There are arguably more stressors confronting radiologists today than at any point in the specialty’s history. The tension between quality patient care and the demands of ever faster turnaround times, a sluggish economic recovery that has made it difficult to enter or exit the field, and other factors present great challenges to the field of radiology. Given the upheaval surrounding them, radiologists may find it challenging to stay focused and keep their concentration on delivering the best care to patients.
Stress on the Rise
A recent study on diagnostic accuracy and fatigue found that accuracy is significantly reduced after a day of reading images. Indeed, the authors note, “radiologists experience induced myopia after a long day or night of reading.”1 As the article’s lead author, Elizabeth A. Krupinski, PhD, professor of medical imaging at the University of Arizona, explains, “Our society has invested much in imaging technology and our physicians who interpret images. Radiologists now read more studies, containing more images, incurring greater demands.”
These demands are multivariate and on the rise, triggering an “epidemic of physician stress and burnout,” according to Peter S. Moskowitz, MD, executive director of the Center for Professional & Personal Renewal in Palo Alto, Calif. He says that the top reasons radiology has become an increasingly challenging profession include changing reimbursement models resulting in pressure to work harder to maintain income, increasing turf battles to control medical imaging, and the culture of American medicine, in which physicians are not comfortable asking for help or admitting they need support until they are in the midst of a crisis.
Many radiologists feel forced to meet these escalating demands by working longer hours, or even by working extra from home. James M. Busch, MD, president of Diagnostic Radiology Consultants in Chattanooga, Tenn., says that taking work home is easy for radiologists at his practice because of the technological capabilities available to them. “Everyone in my practice has a workstation at their home. We all have a lot of bandwidth; I personally have a gigabyte going into my house that allows me to read images just as quickly as if I were at work. Image review from home is no longer a rate-limiting step,” he says. But for all of the flexibility this allows Busch and his colleagues, there is a downside. “Radiology has become a 24/7/365 business,” he says. “You have to set strong boundaries between your work life and home life, or else you open yourself up to fatigue.”
Although some situations require a revamping of one’s entire lifestyle, others necessitate smaller-scale course corrections. To regain focus during a busy day, Moskowitz recommends taking a break every 60 to 90 minutes to engage in activities such as deep-breathing exercises, meditation, listening to music, or other relaxation techniques. Krupinski suggests radiologists make liberal use of the “20/20/20” technique throughout the work day: “Every 20 minutes look at something about 20 feet away from your workstation display for about 20 seconds,” she says. “This gives your eyes and eye muscles a chance to recover a bit from the intense close-up viewing that reading from a computer display entails.”
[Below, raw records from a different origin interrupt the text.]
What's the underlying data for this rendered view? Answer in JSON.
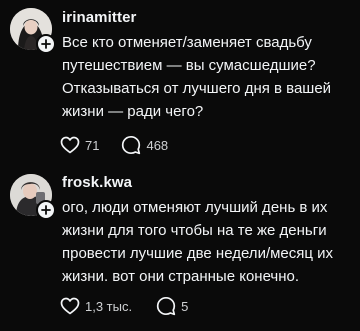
{
  "posts": [
    {
      "username": "irinamitter",
      "text": "Все кто отменяет/заменяет свадьбу путешествием — вы сумасшедшие? Отказываться от лучшего дня в вашей жизни — ради чего?",
      "likes": "71",
      "replies": "468",
      "avatar_icon": "profile-photo"
    },
    {
      "username": "frosk.kwa",
      "text": "ого, люди отменяют лучший день в их жизни для того чтобы на те же деньги провести лучшие две недели/месяц их жизни. вот они странные конечно.",
      "likes": "1,3 тыс.",
      "replies": "5",
      "avatar_icon": "profile-photo"
    }
  ],
  "colors": {
    "background": "#0a0a0a",
    "text": "#f3f5f7",
    "secondary_text": "#cfd1d3"
  },
  "icons": {
    "like": "heart-icon",
    "reply": "speech-bubble-icon",
    "follow": "plus-icon"
  }
}
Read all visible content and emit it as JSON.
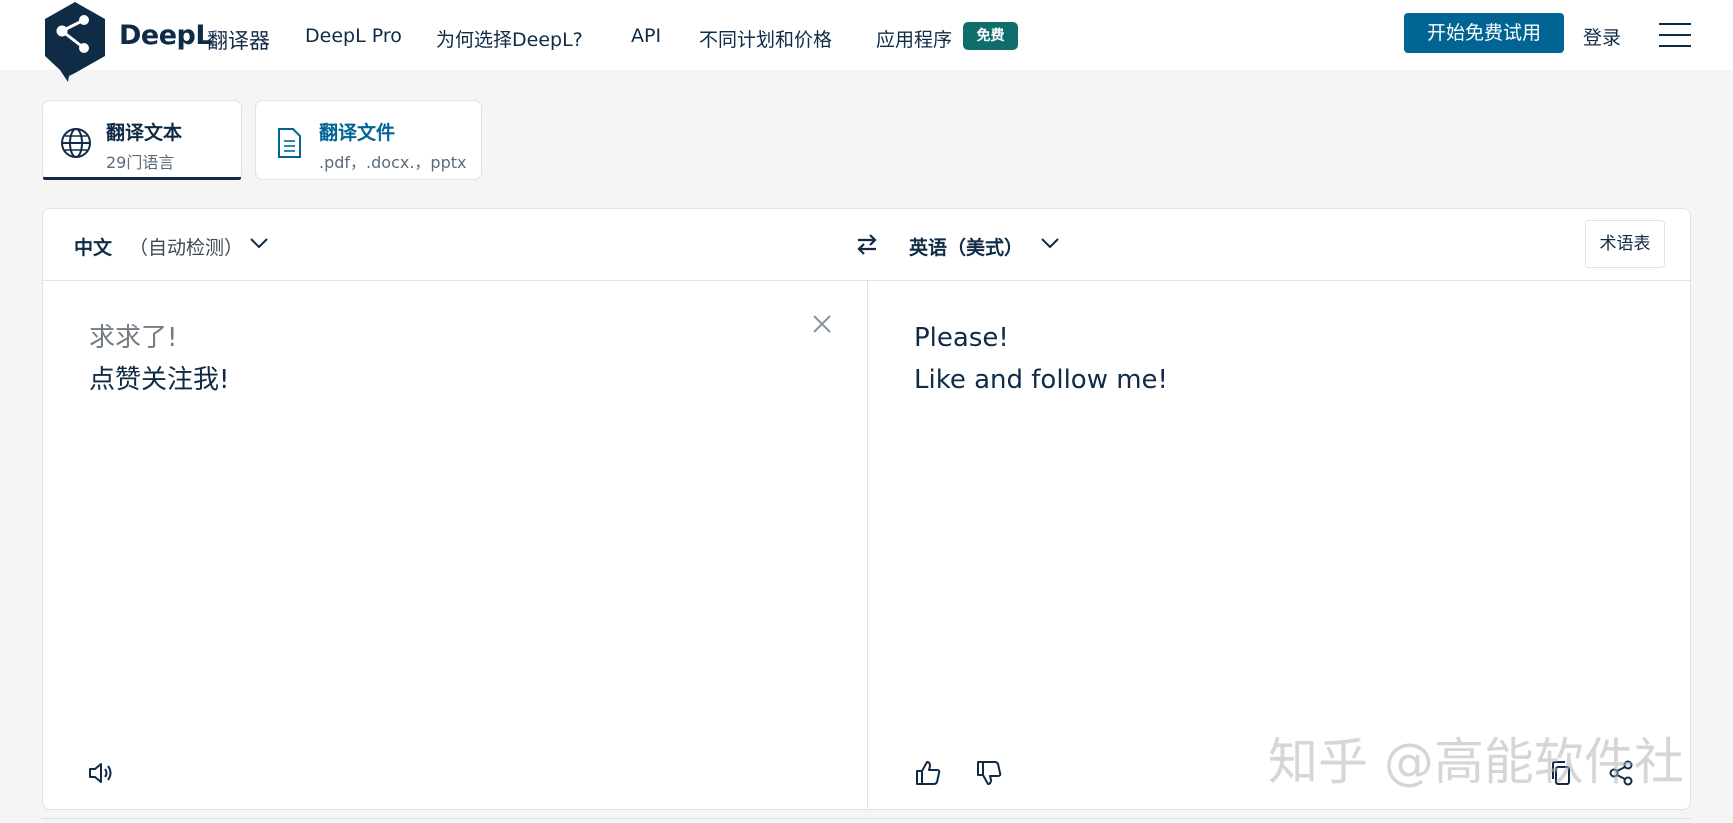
{
  "header": {
    "brand": "DeepL",
    "brand_sub": "翻译器",
    "nav": [
      "DeepL Pro",
      "为何选择DeepL?",
      "API",
      "不同计划和价格",
      "应用程序"
    ],
    "badge": "免费",
    "cta": "开始免费试用",
    "login": "登录"
  },
  "tabs": [
    {
      "title": "翻译文本",
      "subtitle": "29门语言",
      "active": true,
      "icon": "globe-icon"
    },
    {
      "title": "翻译文件",
      "subtitle": ".pdf，.docx.，pptx",
      "active": false,
      "icon": "document-icon"
    }
  ],
  "translator": {
    "source_lang": "中文",
    "source_detect": "（自动检测）",
    "target_lang": "英语（美式）",
    "glossary": "术语表",
    "source_lines": [
      "求求了!",
      "点赞关注我!"
    ],
    "target_lines": [
      "Please!",
      "Like and follow me!"
    ]
  },
  "watermark": "知乎 @高能软件社",
  "colors": {
    "brand_navy": "#0f2b46",
    "cta_blue": "#006494",
    "badge_teal": "#0f6e6b",
    "file_tab_blue": "#006494"
  }
}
Krupinski also endorses a range of technologies that can take some of the strain off of radiologists, such as computer-aided detection (CAD) software and other automated image analysis schemes such as those that help automatically quantify imaging parameters or segment out regions of interest. “When CAD and other tools are available, they can help the radiologist detect abnormalities more readily. If they can do this with high enough sensitivity and specificity, it seems likely that one consequence is to reduce the time it takes to interpret a case, thereby making it easier to get through more cases in a given amount of time,” she says. In addition, Busch’s practice has taken pains to ensure that identical work stations were installed both in the practice and at the hospital with which they contract. “That way,” he explains, “our radiologists can make use of the same comfortable, predictable user interface no matter where they show up for work.”
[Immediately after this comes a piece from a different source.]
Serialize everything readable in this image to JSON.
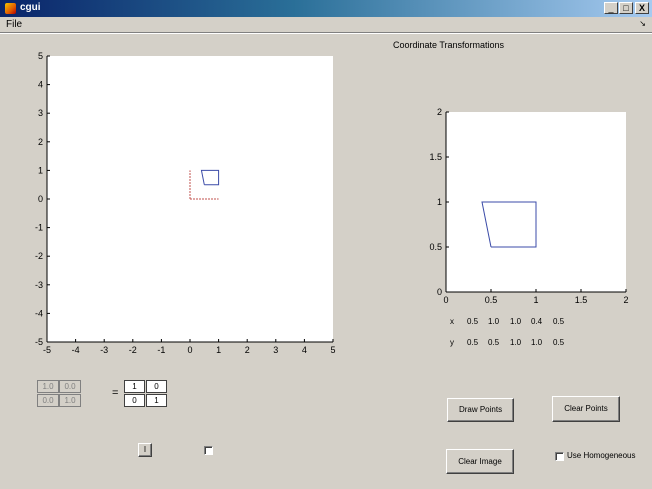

Busch also notes that his practice has tailored staff responsibilities based on each person’s strengths. “One person might be in the bunker reading room to minimize distractions and optimize image interpretation. Another person acts as the point person when it comes to interacting with referring physicians and hospital administrators, fielding potential distractions from the interpreting radiologists,” he says. In addition, his practice is staffed such that radiologists with fellowships in certain subspecialties can read to their strengths, allowing for faster turnaround times. Busch attests that defined roles are key to a teamwork approach in order to achieve both quality and quantity during image interpretation.
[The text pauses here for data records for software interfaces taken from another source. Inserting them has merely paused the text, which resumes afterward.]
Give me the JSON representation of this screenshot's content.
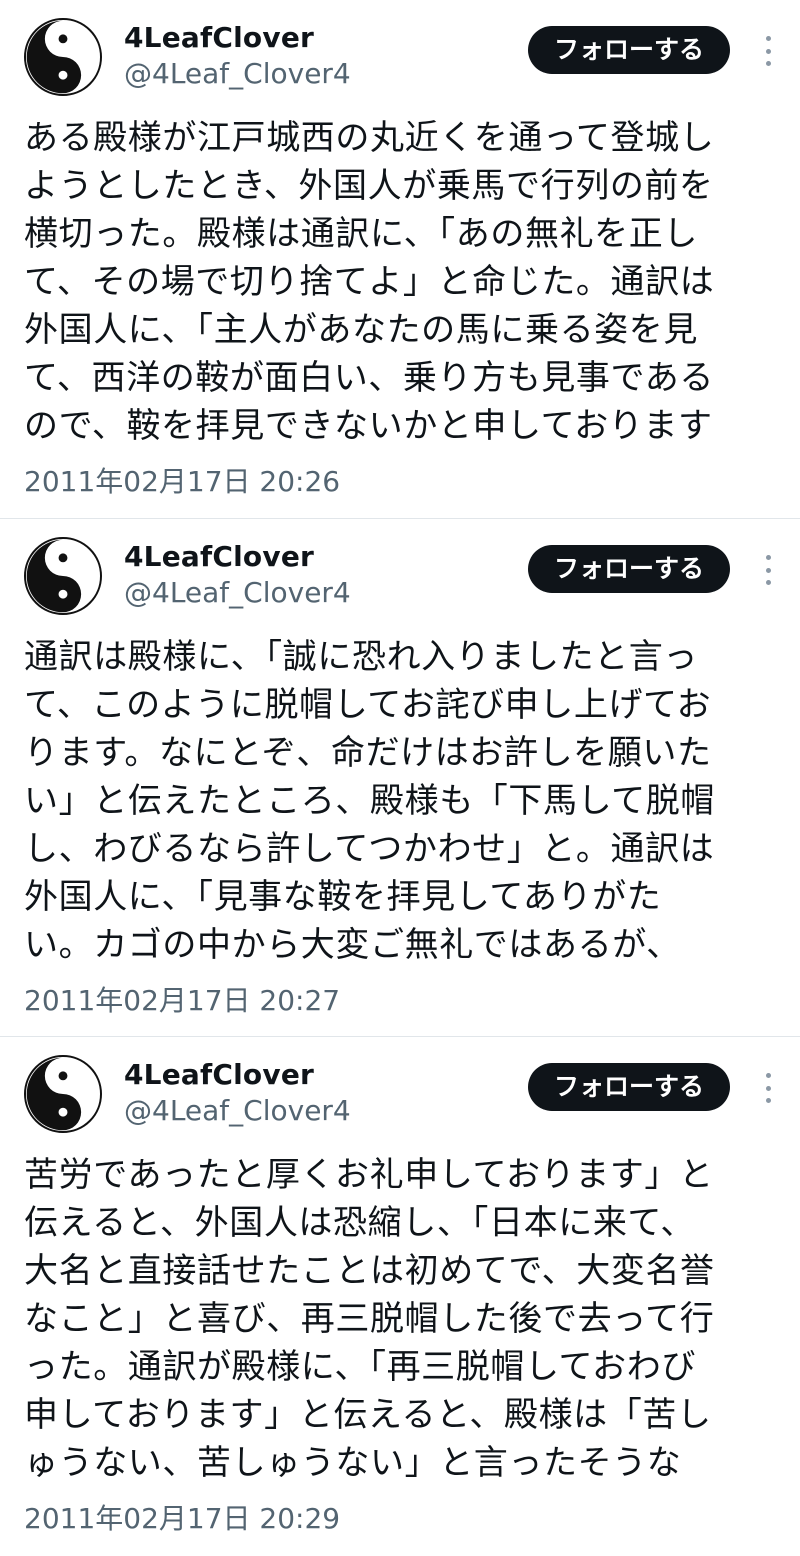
{
  "tweets": [
    {
      "display_name": "4LeafClover",
      "handle": "@4Leaf_Clover4",
      "follow_label": "フォローする",
      "avatar_icon": "yin-yang-icon",
      "more_icon": "more-options-icon",
      "body": "ある殿様が江戸城西の丸近くを通って登城し\nようとしたとき、外国人が乗馬で行列の前を\n横切った。殿様は通訳に、「あの無礼を正し\nて、その場で切り捨てよ」と命じた。通訳は\n外国人に、「主人があなたの馬に乗る姿を見\nて、西洋の鞍が面白い、乗り方も見事である\nので、鞍を拝見できないかと申しております",
      "timestamp": "2011年02月17日 20:26"
    },
    {
      "display_name": "4LeafClover",
      "handle": "@4Leaf_Clover4",
      "follow_label": "フォローする",
      "avatar_icon": "yin-yang-icon",
      "more_icon": "more-options-icon",
      "body": "通訳は殿様に、「誠に恐れ入りましたと言っ\nて、このように脱帽してお詫び申し上げてお\nります。なにとぞ、命だけはお許しを願いた\nい」と伝えたところ、殿様も「下馬して脱帽\nし、わびるなら許してつかわせ」と。通訳は\n外国人に、「見事な鞍を拝見してありがた\nい。カゴの中から大変ご無礼ではあるが、",
      "timestamp": "2011年02月17日 20:27"
    },
    {
      "display_name": "4LeafClover",
      "handle": "@4Leaf_Clover4",
      "follow_label": "フォローする",
      "avatar_icon": "yin-yang-icon",
      "more_icon": "more-options-icon",
      "body": "苦労であったと厚くお礼申しております」と\n伝えると、外国人は恐縮し、「日本に来て、\n大名と直接話せたことは初めてで、大変名誉\nなこと」と喜び、再三脱帽した後で去って行\nった。通訳が殿様に、「再三脱帽しておわび\n申しております」と伝えると、殿様は「苦し\nゅうない、苦しゅうない」と言ったそうな",
      "timestamp": "2011年02月17日 20:29"
    }
  ],
  "colors": {
    "text": "#0f1419",
    "secondary": "#536471",
    "button_bg": "#0f1419",
    "button_text": "#ffffff",
    "divider": "#e1e6ea"
  }
}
Burnout is a risk every radiologist will face if they do not take steps to prevent it. Establishing a healthy balance between one’s professional and personal lives, employing relaxation techniques, and harnessing technology can all aid in removing some of the pressures radiologists face every day. And knowing when to take a step back can even translate into improved patient care. //
Chris Hobson is a staff writer for the Bulletin.